small business and therefore it is not worth their time to do the work
themselves so it is business prudent to outsource and utilize the
opportunity loss that would have incurred had they done the work
themselves. This essentially gives them increased output.
2. They can consign material to a small business for value add at
pricing the large business enjoys and therefore can easily calculate the
small business mark up of the end product to see if their labor price is
competitive. Thus the best of both small business and large business
advantages are employed.
In the world of Prime Contractors to the US government they also enjoy
the preference points it gives them on large government contracts by
utilizing set asides such as Small Business, 8A, HUB Zone, Veteran Owned
Small Business, or Service Disabled Veteran Owned Small Business
In other words- It is a win/win. The small businesses get good work to
build upon, and the large businesses get improved profit.
Be aware that these set aside small businesses don’t dwell on the fact
they are a set aside on order to get subcontracting opportunities from
Primes. It is just an added benefit to them. No, companies like Amerivet
pride themselves on ability, not disability to get a contract. All we
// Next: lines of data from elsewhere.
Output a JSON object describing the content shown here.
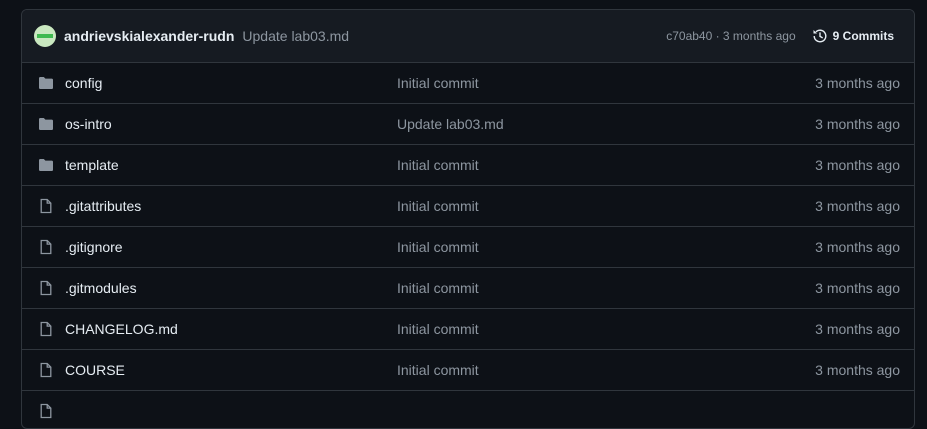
{
  "commit": {
    "author": "andrievskialexander-rudn",
    "message": "Update lab03.md",
    "sha_age": "c70ab40 · 3 months ago",
    "commits_label": "9 Commits"
  },
  "files": [
    {
      "type": "folder",
      "name": "config",
      "message": "Initial commit",
      "age": "3 months ago"
    },
    {
      "type": "folder",
      "name": "os-intro",
      "message": "Update lab03.md",
      "age": "3 months ago"
    },
    {
      "type": "folder",
      "name": "template",
      "message": "Initial commit",
      "age": "3 months ago"
    },
    {
      "type": "file",
      "name": ".gitattributes",
      "message": "Initial commit",
      "age": "3 months ago"
    },
    {
      "type": "file",
      "name": ".gitignore",
      "message": "Initial commit",
      "age": "3 months ago"
    },
    {
      "type": "file",
      "name": ".gitmodules",
      "message": "Initial commit",
      "age": "3 months ago"
    },
    {
      "type": "file",
      "name": "CHANGELOG.md",
      "message": "Initial commit",
      "age": "3 months ago"
    },
    {
      "type": "file",
      "name": "COURSE",
      "message": "Initial commit",
      "age": "3 months ago"
    },
    {
      "type": "file",
      "name": "",
      "message": "",
      "age": ""
    }
  ],
  "colors": {
    "background": "#0d1117",
    "header": "#161b22",
    "border": "#30363d",
    "muted": "#8d96a0",
    "text": "#e6edf3",
    "folder_icon": "#8d96a0"
  }
}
want is a chance to prove ourselves to each and every client. We have
done so in the past and hopefully word of our capabilities will get
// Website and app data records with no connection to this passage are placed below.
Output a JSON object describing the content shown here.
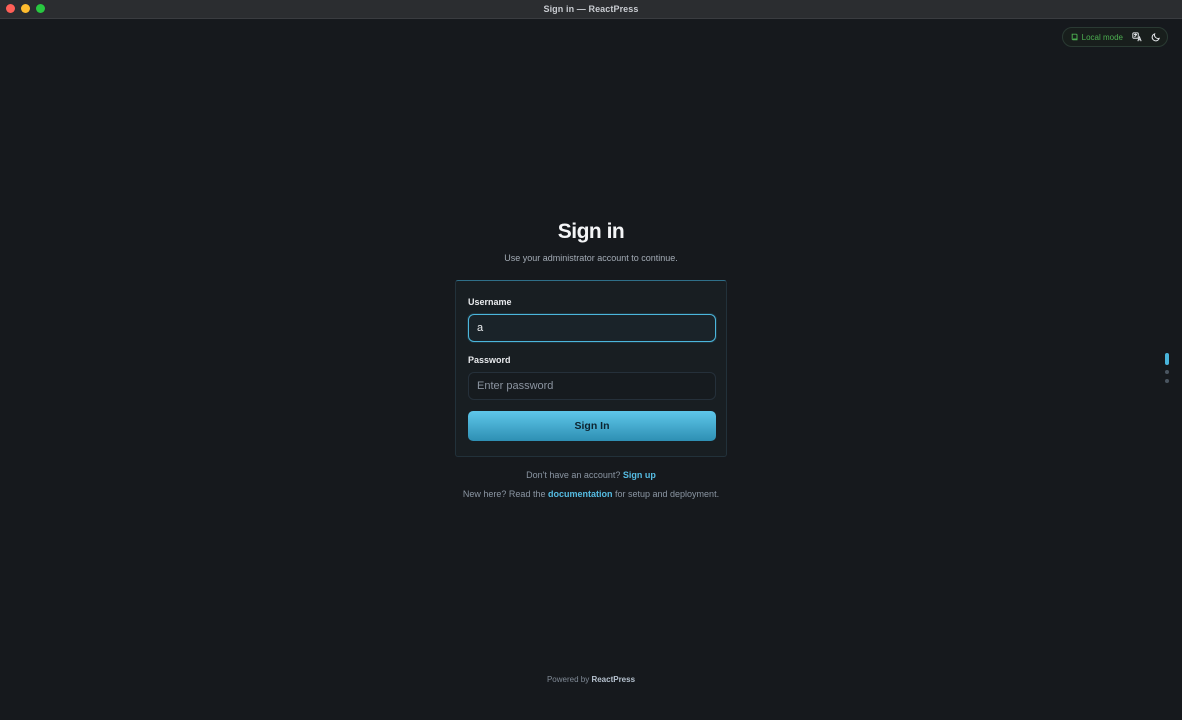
{
  "window": {
    "title": "Sign in — ReactPress"
  },
  "top_controls": {
    "local_mode_label": "Local mode",
    "local_mode_color": "#4caf50",
    "translate_icon": "translate-icon",
    "theme_icon": "moon-icon"
  },
  "header": {
    "title": "Sign in",
    "subtitle": "Use your administrator account to continue."
  },
  "form": {
    "username_label": "Username",
    "username_value": "a",
    "password_label": "Password",
    "password_placeholder": "Enter password",
    "submit_label": "Sign In"
  },
  "footer": {
    "signup_prompt": "Don't have an account?",
    "signup_link": "Sign up",
    "docs_prefix": "New here? Read the",
    "docs_link": "documentation",
    "docs_suffix": "for setup and deployment.",
    "powered_prefix": "Powered by",
    "powered_brand": "ReactPress"
  },
  "colors": {
    "accent": "#4bb6dc",
    "background": "#16191d"
  }
}
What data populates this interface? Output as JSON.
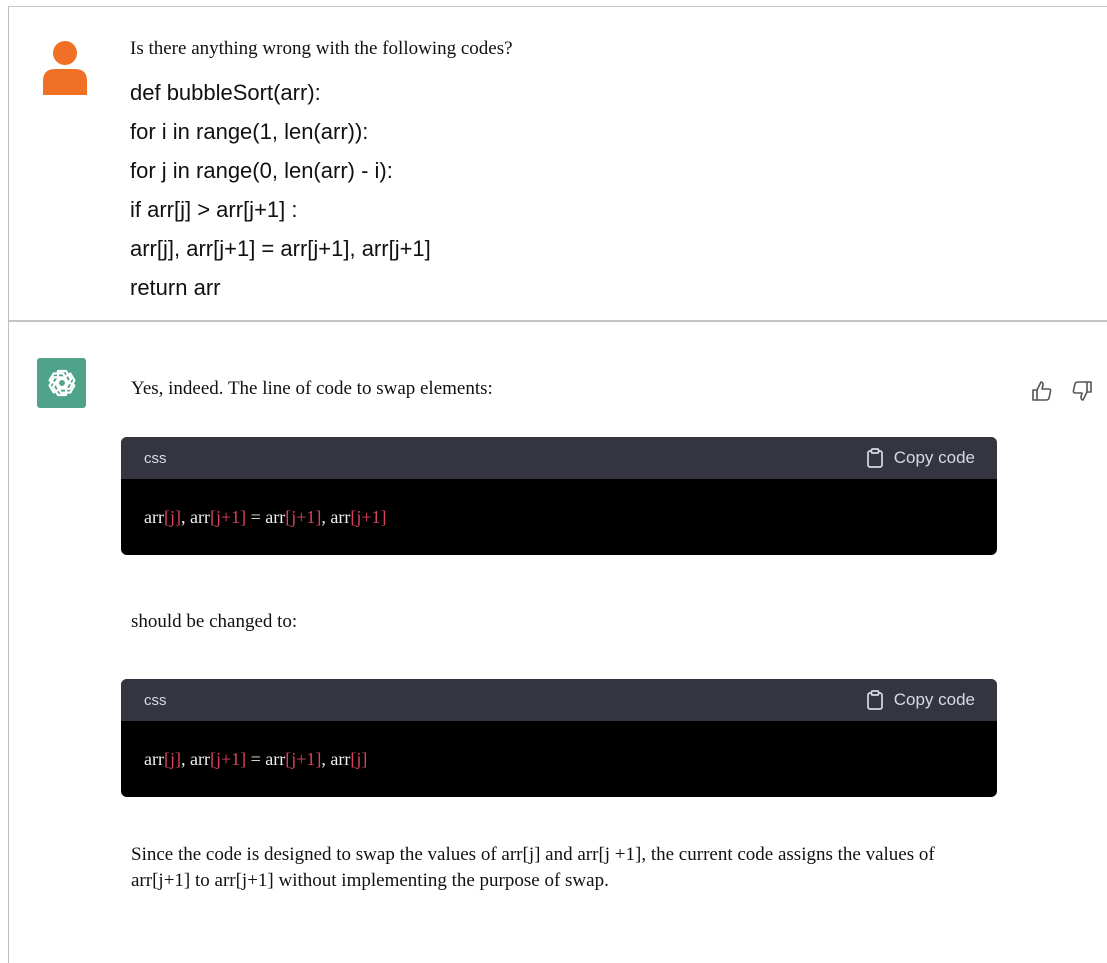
{
  "user_message": {
    "question": "Is there anything wrong with the following codes?",
    "code_lines": [
      "def bubbleSort(arr):",
      "for i in range(1, len(arr)):",
      "for j in range(0, len(arr) - i):",
      "if arr[j] > arr[j+1] :",
      "arr[j], arr[j+1] = arr[j+1], arr[j+1]",
      "return arr"
    ]
  },
  "assistant_message": {
    "intro": "Yes, indeed. The line of code to swap elements:",
    "code_block_1": {
      "language": "css",
      "copy_label": "Copy code",
      "tokens": [
        "arr",
        "[j]",
        ", ",
        "arr",
        "[j+1]",
        " = ",
        "arr",
        "[j+1]",
        ", ",
        "arr",
        "[j+1]"
      ]
    },
    "middle": "should be changed to:",
    "code_block_2": {
      "language": "css",
      "copy_label": "Copy code",
      "tokens": [
        "arr",
        "[j]",
        ", ",
        "arr",
        "[j+1]",
        " = ",
        "arr",
        "[j+1]",
        ", ",
        "arr",
        "[j]"
      ]
    },
    "conclusion": "Since the code is designed to swap the values of arr[j] and arr[j +1], the current code assigns the values of arr[j+1] to arr[j+1] without implementing the purpose of swap."
  },
  "icons": {
    "user_avatar": "user-avatar-icon",
    "assistant_avatar": "openai-logo-icon",
    "thumbs_up": "thumbs-up-icon",
    "thumbs_down": "thumbs-down-icon",
    "copy": "clipboard-icon"
  },
  "colors": {
    "user_avatar": "#f07025",
    "assistant_avatar_bg": "#4fa38a",
    "code_header_bg": "#343541",
    "code_body_bg": "#000000",
    "code_bracket": "#d9425d"
  }
}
around building our reputation further and more business will come from
So if there is a large business out there that is looking for a small
business with any of the capabilities our website shows please feel free
to contact me directly by phone. I’d love to discuss it.
Until next time,
Blog For 09/01/11
Everyone tells me
writing a Blog is a good thing to have for the website and after reading
a few I can honestly say I believe it. It relates information about the
company on the website and combines it with interesting facts and some
occasional humor whether fictional or based on reality.
I hope to develop
this blog over time to include pictures, videos and audio files. I also
plan to get it set up so people can subscribe and leave comments on the
blogs I send out because feedback is essential in continuous
improvement, and it keeps me in immediate touch with what is happening
out there in the world.
This is all coming,
but the first order of business is to let our readers know what we are
all about. Simply put we are government contractors that procure
products in the world of electronics and perform value add service for
government agencies and their Prime Contractors.
We are young, and
newly successful, and actually came out in the black in our first year
of business which is quite a feat for a small company. We would like to
continue the trend.
I like to think the
main reason people took to us so quickly is that we have a knack for
listening to the customer needs. Many vendors tend to be order takers
without questions. We like to pry (politely) into the customers order to
find out why they need something in particular. It gives us a clearer
idea of how we can provide a superior product or service, and be
prepared to help them better the next time they need us.
For example we may
find out a potential customer is installing data lines for a fiber optic
network and they want pricing for one thousand foot rolls of
Corning cable. We may dig in and find out if
they need an exact match or if they can use a Brand name equal that may
cost them less. We may find out they will be needing to order more in
the future, and with that information we may be able to get a schedule
with pricing that reflects a sizeable discount that we may negotiate
with our suppliers that would also reflect shorter lead times because
they were planned rather than purchased on the fly.
A simple example I
know, but by doing this you establish a working relationship that will
be long term and quite probably get you on a preferred vendor list as we
have with Aberdeen Proving Ground Md.
Anyway, I’m happy
to post my first blog and hope that over time people will return again
and again to see what is happening here at Amerivet Solutions and maybe
pick up a few tips and the occasional chuckle. It should be an
interesting relationship for all of us.
Until next time,